[Stored data]
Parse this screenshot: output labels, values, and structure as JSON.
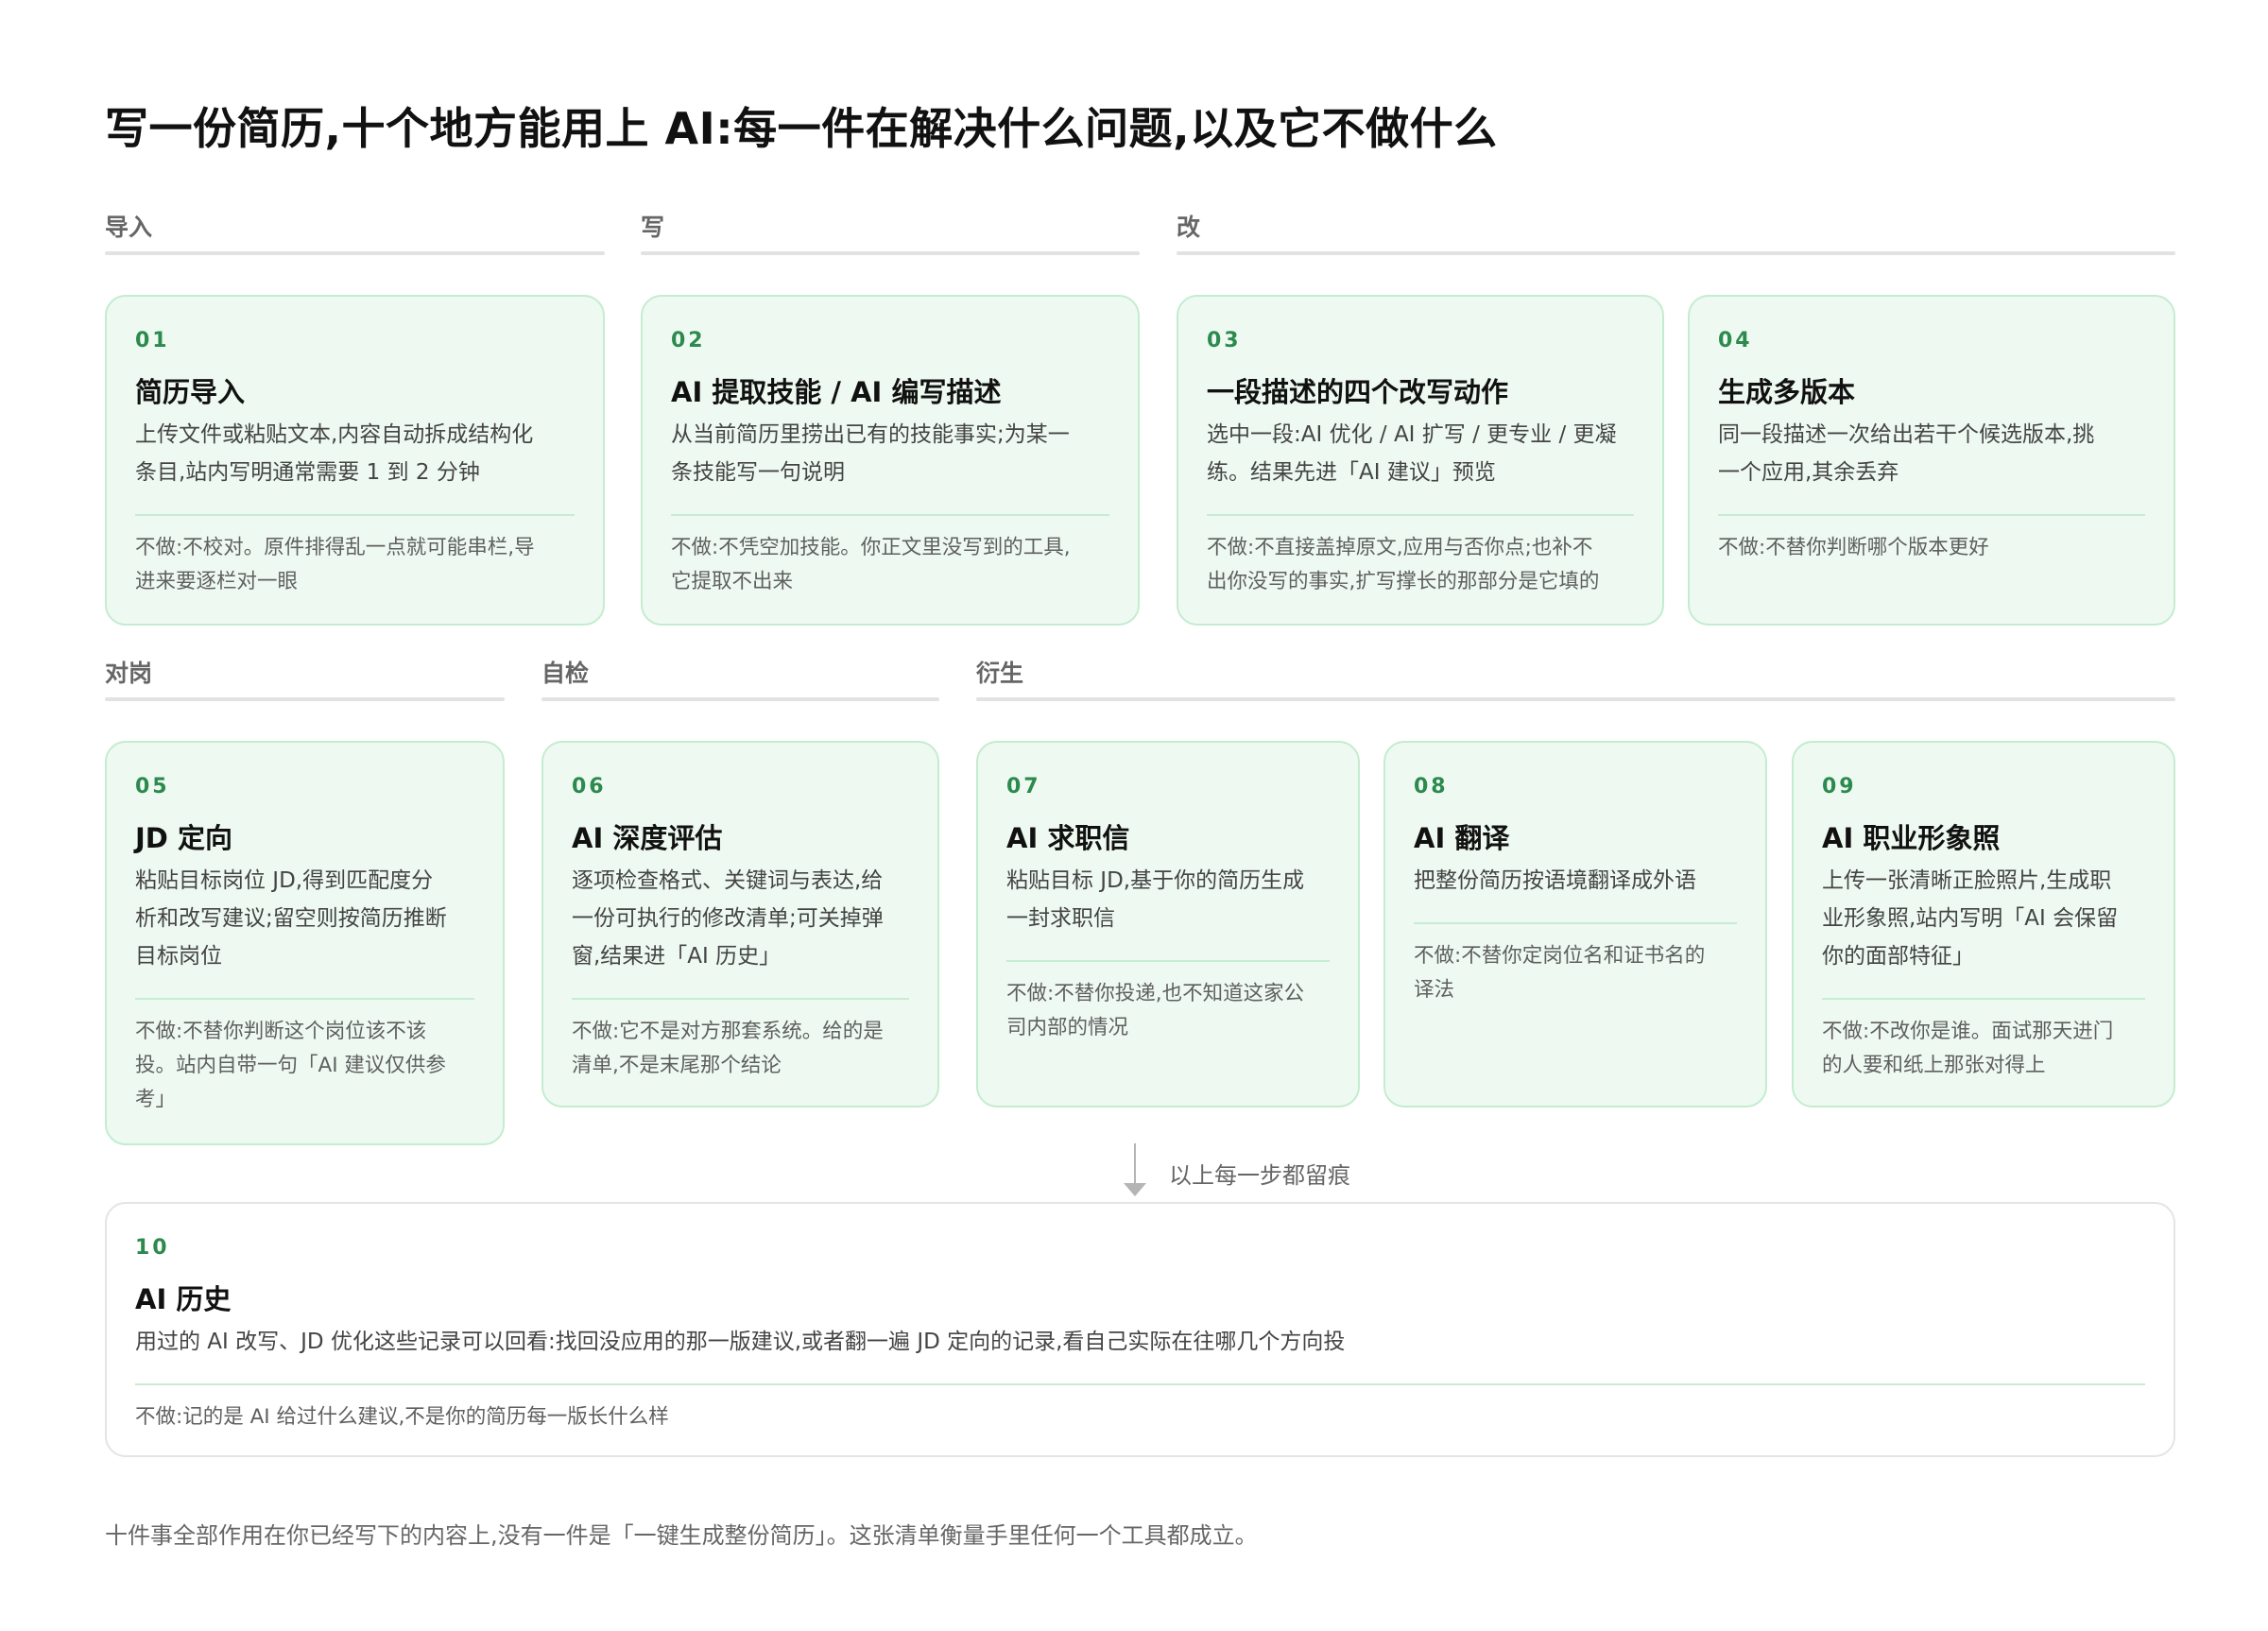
{
  "title": "写一份简历,十个地方能用上 AI:每一件在解决什么问题,以及它不做什么",
  "sections": {
    "import": "导入",
    "write": "写",
    "revise": "改",
    "target": "对岗",
    "selfcheck": "自检",
    "derive": "衍生"
  },
  "cards": [
    {
      "num": "01",
      "title": "简历导入",
      "desc_lines": [
        "上传文件或粘贴文本,内容自动拆成结构化",
        "条目,站内写明通常需要 1 到 2 分钟"
      ],
      "not_lines": [
        "不做:不校对。原件排得乱一点就可能串栏,导",
        "进来要逐栏对一眼"
      ]
    },
    {
      "num": "02",
      "title": "AI 提取技能 / AI 编写描述",
      "desc_lines": [
        "从当前简历里捞出已有的技能事实;为某一",
        "条技能写一句说明"
      ],
      "not_lines": [
        "不做:不凭空加技能。你正文里没写到的工具,",
        "它提取不出来"
      ]
    },
    {
      "num": "03",
      "title": "一段描述的四个改写动作",
      "desc_lines": [
        "选中一段:AI 优化 / AI 扩写 / 更专业 / 更凝",
        "练。结果先进「AI 建议」预览"
      ],
      "not_lines": [
        "不做:不直接盖掉原文,应用与否你点;也补不",
        "出你没写的事实,扩写撑长的那部分是它填的"
      ]
    },
    {
      "num": "04",
      "title": "生成多版本",
      "desc_lines": [
        "同一段描述一次给出若干个候选版本,挑",
        "一个应用,其余丢弃"
      ],
      "not_lines": [
        "不做:不替你判断哪个版本更好"
      ]
    },
    {
      "num": "05",
      "title": "JD 定向",
      "desc_lines": [
        "粘贴目标岗位 JD,得到匹配度分",
        "析和改写建议;留空则按简历推断",
        "目标岗位"
      ],
      "not_lines": [
        "不做:不替你判断这个岗位该不该",
        "投。站内自带一句「AI 建议仅供参",
        "考」"
      ]
    },
    {
      "num": "06",
      "title": "AI 深度评估",
      "desc_lines": [
        "逐项检查格式、关键词与表达,给",
        "一份可执行的修改清单;可关掉弹",
        "窗,结果进「AI 历史」"
      ],
      "not_lines": [
        "不做:它不是对方那套系统。给的是",
        "清单,不是末尾那个结论"
      ]
    },
    {
      "num": "07",
      "title": "AI 求职信",
      "desc_lines": [
        "粘贴目标 JD,基于你的简历生成",
        "一封求职信"
      ],
      "not_lines": [
        "不做:不替你投递,也不知道这家公",
        "司内部的情况"
      ]
    },
    {
      "num": "08",
      "title": "AI 翻译",
      "desc_lines": [
        "把整份简历按语境翻译成外语"
      ],
      "not_lines": [
        "不做:不替你定岗位名和证书名的",
        "译法"
      ]
    },
    {
      "num": "09",
      "title": "AI 职业形象照",
      "desc_lines": [
        "上传一张清晰正脸照片,生成职",
        "业形象照,站内写明「AI 会保留",
        "你的面部特征」"
      ],
      "not_lines": [
        "不做:不改你是谁。面试那天进门",
        "的人要和纸上那张对得上"
      ]
    },
    {
      "num": "10",
      "title": "AI 历史",
      "desc_lines": [
        "用过的 AI 改写、JD 优化这些记录可以回看:找回没应用的那一版建议,或者翻一遍 JD 定向的记录,看自己实际在往哪几个方向投"
      ],
      "not_lines": [
        "不做:记的是 AI 给过什么建议,不是你的简历每一版长什么样"
      ]
    }
  ],
  "connector_label": "以上每一步都留痕",
  "footer": "十件事全部作用在你已经写下的内容上,没有一件是「一键生成整份简历」。这张清单衡量手里任何一个工具都成立。"
}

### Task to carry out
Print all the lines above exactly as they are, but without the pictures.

### Solved exercise
Parse this screenshot: output labels, values, and structure as JSON.
{
  "title": "写一份简历,十个地方能用上 AI:每一件在解决什么问题,以及它不做什么",
  "sections": {
    "import": "导入",
    "write": "写",
    "revise": "改",
    "target": "对岗",
    "selfcheck": "自检",
    "derive": "衍生"
  },
  "cards": [
    {
      "num": "01",
      "title": "简历导入",
      "desc_lines": [
        "上传文件或粘贴文本,内容自动拆成结构化",
        "条目,站内写明通常需要 1 到 2 分钟"
      ],
      "not_lines": [
        "不做:不校对。原件排得乱一点就可能串栏,导",
        "进来要逐栏对一眼"
      ]
    },
    {
      "num": "02",
      "title": "AI 提取技能 / AI 编写描述",
      "desc_lines": [
        "从当前简历里捞出已有的技能事实;为某一",
        "条技能写一句说明"
      ],
      "not_lines": [
        "不做:不凭空加技能。你正文里没写到的工具,",
        "它提取不出来"
      ]
    },
    {
      "num": "03",
      "title": "一段描述的四个改写动作",
      "desc_lines": [
        "选中一段:AI 优化 / AI 扩写 / 更专业 / 更凝",
        "练。结果先进「AI 建议」预览"
      ],
      "not_lines": [
        "不做:不直接盖掉原文,应用与否你点;也补不",
        "出你没写的事实,扩写撑长的那部分是它填的"
      ]
    },
    {
      "num": "04",
      "title": "生成多版本",
      "desc_lines": [
        "同一段描述一次给出若干个候选版本,挑",
        "一个应用,其余丢弃"
      ],
      "not_lines": [
        "不做:不替你判断哪个版本更好"
      ]
    },
    {
      "num": "05",
      "title": "JD 定向",
      "desc_lines": [
        "粘贴目标岗位 JD,得到匹配度分",
        "析和改写建议;留空则按简历推断",
        "目标岗位"
      ],
      "not_lines": [
        "不做:不替你判断这个岗位该不该",
        "投。站内自带一句「AI 建议仅供参",
        "考」"
      ]
    },
    {
      "num": "06",
      "title": "AI 深度评估",
      "desc_lines": [
        "逐项检查格式、关键词与表达,给",
        "一份可执行的修改清单;可关掉弹",
        "窗,结果进「AI 历史」"
      ],
      "not_lines": [
        "不做:它不是对方那套系统。给的是",
        "清单,不是末尾那个结论"
      ]
    },
    {
      "num": "07",
      "title": "AI 求职信",
      "desc_lines": [
        "粘贴目标 JD,基于你的简历生成",
        "一封求职信"
      ],
      "not_lines": [
        "不做:不替你投递,也不知道这家公",
        "司内部的情况"
      ]
    },
    {
      "num": "08",
      "title": "AI 翻译",
      "desc_lines": [
        "把整份简历按语境翻译成外语"
      ],
      "not_lines": [
        "不做:不替你定岗位名和证书名的",
        "译法"
      ]
    },
    {
      "num": "09",
      "title": "AI 职业形象照",
      "desc_lines": [
        "上传一张清晰正脸照片,生成职",
        "业形象照,站内写明「AI 会保留",
        "你的面部特征」"
      ],
      "not_lines": [
        "不做:不改你是谁。面试那天进门",
        "的人要和纸上那张对得上"
      ]
    },
    {
      "num": "10",
      "title": "AI 历史",
      "desc_lines": [
        "用过的 AI 改写、JD 优化这些记录可以回看:找回没应用的那一版建议,或者翻一遍 JD 定向的记录,看自己实际在往哪几个方向投"
      ],
      "not_lines": [
        "不做:记的是 AI 给过什么建议,不是你的简历每一版长什么样"
      ]
    }
  ],
  "connector_label": "以上每一步都留痕",
  "footer": "十件事全部作用在你已经写下的内容上,没有一件是「一键生成整份简历」。这张清单衡量手里任何一个工具都成立。"
}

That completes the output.